(MATERIAL SHOWN begins)

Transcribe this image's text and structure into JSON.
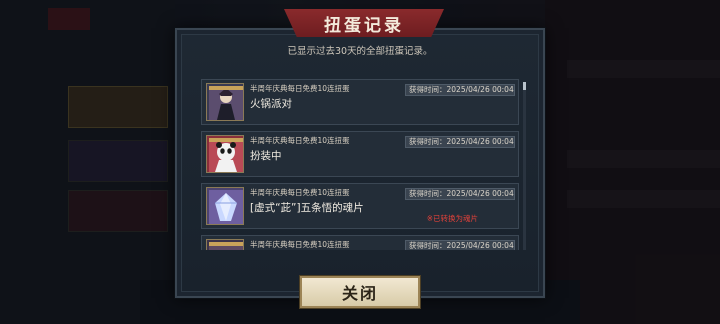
{
  "dialog": {
    "title": "扭蛋记录",
    "subtitle": "已显示过去30天的全部扭蛋记录。",
    "close_label": "关闭"
  },
  "records": [
    {
      "source": "半周年庆典每日免费10连扭蛋",
      "item": "火锅派对",
      "time": "获得时间：2025/04/26 00:04",
      "note": "",
      "icon": "character-card-thumb"
    },
    {
      "source": "半周年庆典每日免费10连扭蛋",
      "item": "扮装中",
      "time": "获得时间：2025/04/26 00:04",
      "note": "",
      "icon": "panda-character-card-thumb"
    },
    {
      "source": "半周年庆典每日免费10连扭蛋",
      "item": "[虚式“茈”]五条悟的魂片",
      "time": "获得时间：2025/04/26 00:04",
      "note": "※已转换为魂片",
      "icon": "soul-shard-crystal-thumb"
    },
    {
      "source": "半周年庆典每日免费10连扭蛋",
      "item": "",
      "time": "获得时间：2025/04/26 00:04",
      "note": "",
      "icon": "character-card-thumb"
    }
  ],
  "colors": {
    "title_banner": "#7a2326",
    "note_red": "#e0413a",
    "panel": "#1c2530",
    "close_button": "#e6dcc1"
  }
}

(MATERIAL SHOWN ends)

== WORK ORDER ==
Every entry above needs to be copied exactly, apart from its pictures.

== WRITTEN SOLUTION ==
Transcribe this image's text and structure into JSON.
{
  "dialog": {
    "title": "扭蛋记录",
    "subtitle": "已显示过去30天的全部扭蛋记录。",
    "close_label": "关闭"
  },
  "records": [
    {
      "source": "半周年庆典每日免费10连扭蛋",
      "item": "火锅派对",
      "time": "获得时间：2025/04/26 00:04",
      "note": "",
      "icon": "character-card-thumb"
    },
    {
      "source": "半周年庆典每日免费10连扭蛋",
      "item": "扮装中",
      "time": "获得时间：2025/04/26 00:04",
      "note": "",
      "icon": "panda-character-card-thumb"
    },
    {
      "source": "半周年庆典每日免费10连扭蛋",
      "item": "[虚式“茈”]五条悟的魂片",
      "time": "获得时间：2025/04/26 00:04",
      "note": "※已转换为魂片",
      "icon": "soul-shard-crystal-thumb"
    },
    {
      "source": "半周年庆典每日免费10连扭蛋",
      "item": "",
      "time": "获得时间：2025/04/26 00:04",
      "note": "",
      "icon": "character-card-thumb"
    }
  ],
  "colors": {
    "title_banner": "#7a2326",
    "note_red": "#e0413a",
    "panel": "#1c2530",
    "close_button": "#e6dcc1"
  }
}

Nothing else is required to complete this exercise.